You need to make it both easy and convenient for top talent to apply for your job. When yo u do this, you’ll begin to develop a reputation as a great place to work, which will help draw top talent towards your open positions.
Offer Comprehensive Benefits
Nowadays, job seekers are concerned about more than just salary. Benefits are proving to be just as important, with perks such as flexible hours, retirement savings assistance, casual work environments and help with professional development now in high demand.
As a result, hiring the right people might come down to offering a better benefits package. And the first step to doing this is to identify the needs of your target market is looking for. Then look at what your competitors are offering, and make sure you’re matching or exceeding them.
Exciting benefits packages can be expensive and hard to manage. To help get past this and to offer benefits that will give you a competitive edge, consider working with a professional employer organization (PEO) to help you find solutions that are both attractive and affordable. If you can do this, then you’ll soon see people start flocking towards you, increasing your pool of talented candidates and making it easier for you to hire the right people.
Find the Right People for Your Company
Overall, finding the right people has as much to do with you as the labor market. By making sure you know what you’re looking for, and by working to present your company as an attractive and exciting place to work, you’ll find it easier to both find potential candidates and then make decisions about which ones are right. Good recruiting leads to good hiring which leads to good work and a successful business.
About the Author

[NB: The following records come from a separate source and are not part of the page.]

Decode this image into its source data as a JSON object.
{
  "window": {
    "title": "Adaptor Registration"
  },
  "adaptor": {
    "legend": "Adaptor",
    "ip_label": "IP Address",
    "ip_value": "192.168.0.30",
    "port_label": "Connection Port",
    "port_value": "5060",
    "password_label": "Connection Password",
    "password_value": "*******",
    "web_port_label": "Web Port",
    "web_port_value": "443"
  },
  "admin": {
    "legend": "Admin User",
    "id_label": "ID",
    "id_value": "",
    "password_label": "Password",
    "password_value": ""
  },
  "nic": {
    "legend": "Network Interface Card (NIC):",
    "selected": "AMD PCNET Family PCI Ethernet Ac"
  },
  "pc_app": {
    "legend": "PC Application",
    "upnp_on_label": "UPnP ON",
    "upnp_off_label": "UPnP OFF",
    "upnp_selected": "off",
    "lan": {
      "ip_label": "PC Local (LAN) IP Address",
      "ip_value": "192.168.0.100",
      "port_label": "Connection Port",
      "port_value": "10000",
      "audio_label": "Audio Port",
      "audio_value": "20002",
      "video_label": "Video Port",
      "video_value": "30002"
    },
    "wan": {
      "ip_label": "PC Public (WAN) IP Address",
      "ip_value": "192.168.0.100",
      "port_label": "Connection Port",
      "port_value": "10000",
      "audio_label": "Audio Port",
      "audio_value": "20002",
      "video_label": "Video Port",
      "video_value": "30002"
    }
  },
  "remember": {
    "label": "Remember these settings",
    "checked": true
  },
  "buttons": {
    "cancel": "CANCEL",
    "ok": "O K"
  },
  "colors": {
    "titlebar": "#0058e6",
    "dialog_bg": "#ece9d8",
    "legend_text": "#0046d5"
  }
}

Jock Purtle is the founder of DigitalExits.com, an online brokerage service specializing in the buying/selling and approval of online businesses. He’s been running internet companies since he was a teenager and has slowly become an industry expert on business value and transaction. To help other business leaders tackle their toughest problems, he writes frequently about his experiences and has been featured in publications such as Forbes, Business Insider, Entrepreneur and CNBC.